#### [WHAT THE TASK REQUIRES]
Print the records exactly as they are written.

DATA IN THIS EXERCISE: Begin

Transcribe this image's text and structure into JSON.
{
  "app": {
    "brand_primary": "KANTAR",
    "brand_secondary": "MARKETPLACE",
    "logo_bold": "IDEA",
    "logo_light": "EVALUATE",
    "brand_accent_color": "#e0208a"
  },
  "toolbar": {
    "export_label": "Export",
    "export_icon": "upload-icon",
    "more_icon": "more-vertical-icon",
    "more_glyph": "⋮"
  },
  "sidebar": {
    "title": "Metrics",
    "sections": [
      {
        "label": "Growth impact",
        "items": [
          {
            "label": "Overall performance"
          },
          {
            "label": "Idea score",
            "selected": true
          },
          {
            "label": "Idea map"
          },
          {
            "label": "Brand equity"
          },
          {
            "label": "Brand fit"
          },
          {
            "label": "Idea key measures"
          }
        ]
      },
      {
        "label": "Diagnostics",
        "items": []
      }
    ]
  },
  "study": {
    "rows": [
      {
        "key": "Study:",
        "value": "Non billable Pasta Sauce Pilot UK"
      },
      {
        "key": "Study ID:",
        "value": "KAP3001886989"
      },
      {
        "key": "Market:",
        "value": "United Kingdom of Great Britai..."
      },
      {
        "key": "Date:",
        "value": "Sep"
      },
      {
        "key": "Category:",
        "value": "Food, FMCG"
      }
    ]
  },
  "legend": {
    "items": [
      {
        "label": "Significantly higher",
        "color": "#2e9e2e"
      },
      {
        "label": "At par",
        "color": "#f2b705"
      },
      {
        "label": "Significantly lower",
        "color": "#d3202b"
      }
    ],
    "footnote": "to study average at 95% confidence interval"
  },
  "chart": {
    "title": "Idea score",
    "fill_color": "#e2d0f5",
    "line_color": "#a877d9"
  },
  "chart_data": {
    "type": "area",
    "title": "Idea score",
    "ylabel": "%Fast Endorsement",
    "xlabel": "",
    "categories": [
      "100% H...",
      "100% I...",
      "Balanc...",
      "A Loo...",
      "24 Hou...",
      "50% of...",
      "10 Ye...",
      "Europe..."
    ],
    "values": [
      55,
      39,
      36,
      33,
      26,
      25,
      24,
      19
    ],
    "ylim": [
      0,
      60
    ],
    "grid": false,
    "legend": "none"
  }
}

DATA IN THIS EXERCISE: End

#### [EXPECTED ANSWER]
Transcribe this image's text and structure into JSON.
{
  "app": {
    "brand_primary": "KANTAR",
    "brand_secondary": "MARKETPLACE",
    "logo_bold": "IDEA",
    "logo_light": "EVALUATE",
    "brand_accent_color": "#e0208a"
  },
  "toolbar": {
    "export_label": "Export",
    "export_icon": "upload-icon",
    "more_icon": "more-vertical-icon",
    "more_glyph": "⋮"
  },
  "sidebar": {
    "title": "Metrics",
    "sections": [
      {
        "label": "Growth impact",
        "items": [
          {
            "label": "Overall performance"
          },
          {
            "label": "Idea score",
            "selected": true
          },
          {
            "label": "Idea map"
          },
          {
            "label": "Brand equity"
          },
          {
            "label": "Brand fit"
          },
          {
            "label": "Idea key measures"
          }
        ]
      },
      {
        "label": "Diagnostics",
        "items": []
      }
    ]
  },
  "study": {
    "rows": [
      {
        "key": "Study:",
        "value": "Non billable Pasta Sauce Pilot UK"
      },
      {
        "key": "Study ID:",
        "value": "KAP3001886989"
      },
      {
        "key": "Market:",
        "value": "United Kingdom of Great Britai..."
      },
      {
        "key": "Date:",
        "value": "Sep"
      },
      {
        "key": "Category:",
        "value": "Food, FMCG"
      }
    ]
  },
  "legend": {
    "items": [
      {
        "label": "Significantly higher",
        "color": "#2e9e2e"
      },
      {
        "label": "At par",
        "color": "#f2b705"
      },
      {
        "label": "Significantly lower",
        "color": "#d3202b"
      }
    ],
    "footnote": "to study average at 95% confidence interval"
  },
  "chart": {
    "title": "Idea score",
    "fill_color": "#e2d0f5",
    "line_color": "#a877d9"
  },
  "chart_data": {
    "type": "area",
    "title": "Idea score",
    "ylabel": "%Fast Endorsement",
    "xlabel": "",
    "categories": [
      "100% H...",
      "100% I...",
      "Balanc...",
      "A Loo...",
      "24 Hou...",
      "50% of...",
      "10 Ye...",
      "Europe..."
    ],
    "values": [
      55,
      39,
      36,
      33,
      26,
      25,
      24,
      19
    ],
    "ylim": [
      0,
      60
    ],
    "grid": false,
    "legend": "none"
  }
}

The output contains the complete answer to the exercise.